**TO DO**
The answer must be one number: how many lines in the records below contain the word "description".

**Stored data entries**
┌──
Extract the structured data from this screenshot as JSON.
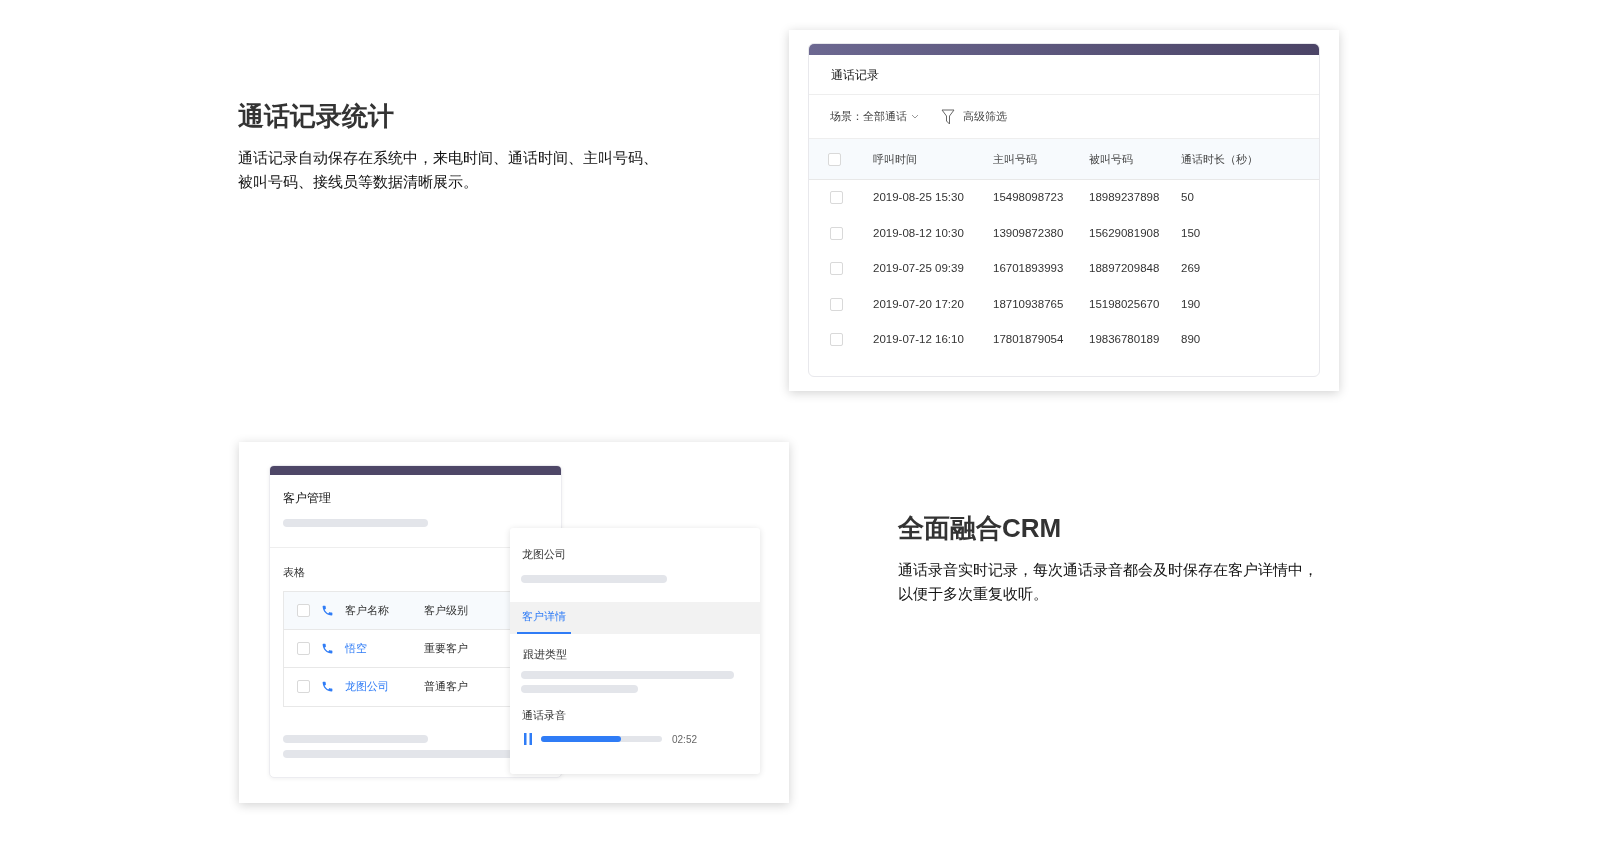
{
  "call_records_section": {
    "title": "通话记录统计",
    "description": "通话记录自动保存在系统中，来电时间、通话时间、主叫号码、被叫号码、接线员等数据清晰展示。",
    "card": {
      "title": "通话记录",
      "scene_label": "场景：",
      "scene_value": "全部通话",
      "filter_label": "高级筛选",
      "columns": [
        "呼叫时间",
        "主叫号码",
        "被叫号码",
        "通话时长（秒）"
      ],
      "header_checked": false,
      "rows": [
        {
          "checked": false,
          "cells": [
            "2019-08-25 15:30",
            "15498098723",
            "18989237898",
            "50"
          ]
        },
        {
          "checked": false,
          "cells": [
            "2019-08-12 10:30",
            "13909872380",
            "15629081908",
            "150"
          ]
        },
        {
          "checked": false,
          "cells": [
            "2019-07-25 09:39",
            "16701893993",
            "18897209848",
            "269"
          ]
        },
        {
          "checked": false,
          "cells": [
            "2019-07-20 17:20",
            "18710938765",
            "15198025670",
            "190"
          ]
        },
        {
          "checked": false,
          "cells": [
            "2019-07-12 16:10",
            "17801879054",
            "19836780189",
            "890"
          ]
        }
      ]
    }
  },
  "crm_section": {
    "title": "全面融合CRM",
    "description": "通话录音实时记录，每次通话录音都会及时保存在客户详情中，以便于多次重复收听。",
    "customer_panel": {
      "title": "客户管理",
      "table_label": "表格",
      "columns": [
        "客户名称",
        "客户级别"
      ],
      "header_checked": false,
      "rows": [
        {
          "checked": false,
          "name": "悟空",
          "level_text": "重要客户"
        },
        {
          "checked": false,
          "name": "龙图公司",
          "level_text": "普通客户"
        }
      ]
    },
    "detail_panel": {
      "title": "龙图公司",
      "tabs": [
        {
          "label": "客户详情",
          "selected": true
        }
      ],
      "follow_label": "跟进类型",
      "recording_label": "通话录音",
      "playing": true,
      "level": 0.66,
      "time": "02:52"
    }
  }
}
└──
**ANSWER TO THE PROBLEM**
2